Verifying DFT circuitry and test patterns is essential, but simulation takes too long.
What if all the DFT verification on your next big chip could be completed before tape-out? This “shift-left” of DFT verification would eliminate the need for shortcuts in verification and allow for more types of verification. The benefits of faster and earlier DFT verification include higher confidence in the “golden” RTL, eliminating DFT from the critical path of tape-out, and more predictable time-to-market.
DFT circuitry and test patterns are verified through gate-level simulation. This includes verifying the correctness of the test data as well as scan chain integrity, BIST structure functionality, and compression/decompression logic. But because of the complexity and size of today’s SoCs, the traditional simulator-based DFT verification process has become unreasonably slow, putting DFT verification in the project’s critical path. Chips are often taped out with minimal DFT verification, which increases the risk of undiscovered issues with the DFT—issues that can reduce yield and affect chip reliability. Reliability problems lead to field failures, an under-appreciated source of revenue loss and end-customer ire.

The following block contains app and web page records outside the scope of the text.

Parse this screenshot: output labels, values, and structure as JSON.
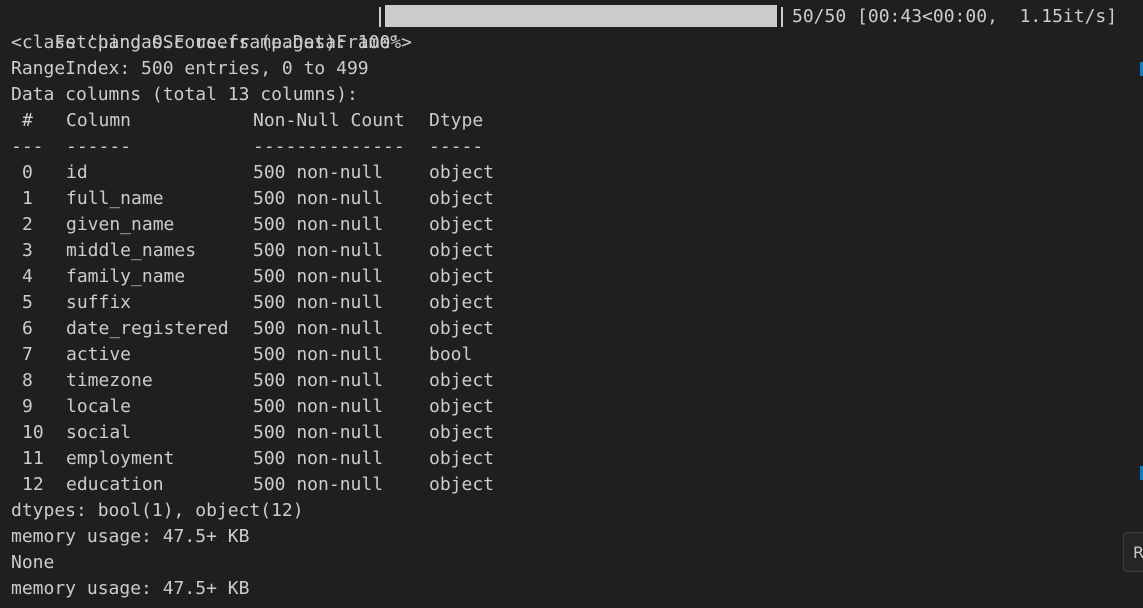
{
  "progress": {
    "prefix": "Fetching OSF users (pages): 100%",
    "fraction": 1.0,
    "suffix": "50/50 [00:43<00:00,  1.15it/s]"
  },
  "output_lines": {
    "class_line": "<class 'pandas.core.frame.DataFrame'>",
    "range_index": "RangeIndex: 500 entries, 0 to 499",
    "data_columns": "Data columns (total 13 columns):"
  },
  "table": {
    "headers": {
      "num": "#",
      "column": "Column",
      "count": "Non-Null Count",
      "dtype": "Dtype"
    },
    "separators": {
      "num": "---",
      "column": "------",
      "count": "--------------",
      "dtype": "-----"
    },
    "rows": [
      {
        "num": "0",
        "column": "id",
        "count": "500 non-null",
        "dtype": "object"
      },
      {
        "num": "1",
        "column": "full_name",
        "count": "500 non-null",
        "dtype": "object"
      },
      {
        "num": "2",
        "column": "given_name",
        "count": "500 non-null",
        "dtype": "object"
      },
      {
        "num": "3",
        "column": "middle_names",
        "count": "500 non-null",
        "dtype": "object"
      },
      {
        "num": "4",
        "column": "family_name",
        "count": "500 non-null",
        "dtype": "object"
      },
      {
        "num": "5",
        "column": "suffix",
        "count": "500 non-null",
        "dtype": "object"
      },
      {
        "num": "6",
        "column": "date_registered",
        "count": "500 non-null",
        "dtype": "object"
      },
      {
        "num": "7",
        "column": "active",
        "count": "500 non-null",
        "dtype": "bool"
      },
      {
        "num": "8",
        "column": "timezone",
        "count": "500 non-null",
        "dtype": "object"
      },
      {
        "num": "9",
        "column": "locale",
        "count": "500 non-null",
        "dtype": "object"
      },
      {
        "num": "10",
        "column": "social",
        "count": "500 non-null",
        "dtype": "object"
      },
      {
        "num": "11",
        "column": "employment",
        "count": "500 non-null",
        "dtype": "object"
      },
      {
        "num": "12",
        "column": "education",
        "count": "500 non-null",
        "dtype": "object"
      }
    ]
  },
  "footer_lines": {
    "dtypes": "dtypes: bool(1), object(12)",
    "memory1": "memory usage: 47.5+ KB",
    "none": "None",
    "memory2": "memory usage: 47.5+ KB"
  },
  "edge_tab_label": "R",
  "colors": {
    "background": "#1f1f1f",
    "text": "#cccccc",
    "scroll_marker": "#0e7ec0"
  }
}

By using hardware-accelerated simulation, i.e. emulation, DFT verification is accomplished faster—much faster, as the runtime comparisons in Figure 1 show. Go ahead and make the tests as comprehensive as you want, with no shortcuts. You can even make your DFT netlist power-aware with UPF or Liberty-based constructs and perform accurate static and dynamic power measurements. Using emulation to verify DFT clears the critical path to tape-out, removes uncertainty and risk that a bug will make the design untestable, and improves your chip bring up in the lab as all the DFT patterns are validated against the final chip netlist.
Figure 1: Comparison of simulation runtime and Veloce hardware-assisted simulation runtime.
Because it supports the standard STIL file format, Mentor’s Veloce DFT App is interoperable with other tools. The DFT App fits seamlessly into the Veloce ecosystem enabling a host of other powerful apps and features in the context of DFT infrastructure verification. For example, within the Veloce system, you could also enable power estimation during scan shift to check the power infrastructure.
Here’s how it works.
Veloce DFT brings some changes to the hardware emulation process. One change is in the compilation flow, the other is in the runtime execution.
The first step is to compile the relevant files. The compilation step is illustrated in Figure 2.
Figure 2: Veloce Compile generates a DFT testbench and simulates a representation of the device under test.
The Veloce compiler creates a couple of outputs:
Figure 3: During DFT verification runtime, Veloce reads the test vectors from the STIL file, puts them through the DFT testbench and executes the pattern set on the design representation.
The next step is the emulation runtime, illustrated in Figure 3. You map the design and testbench onto the emulator. Veloce DFT reads the test vectors from the STIL file. It then sends the test vectors via the testbench to the DUT on the emulator, executing the complete pattern set for DFT verification. Outputs are sent back to the checker (also created during the compile step) on the host PC. Veloce DFT creates a log file to capture the miscompares. If the descriptive components of the DUT don’t change, multiple STIL patterns can be run on a single compiled database.
The Veloce compiler technology automatically generates the DFT testbench and reads the standard STIL file, which makes the entire flow easy to use and fully compatible with simulation. So you can reuse the same flow from simulation to emulation, which runs several orders of magnitude faster. Completing DFT verification earlier and faster translates also into better validated test structures and patterns. Learn more about Mentor’s Veloce DFT App in this whitepaper.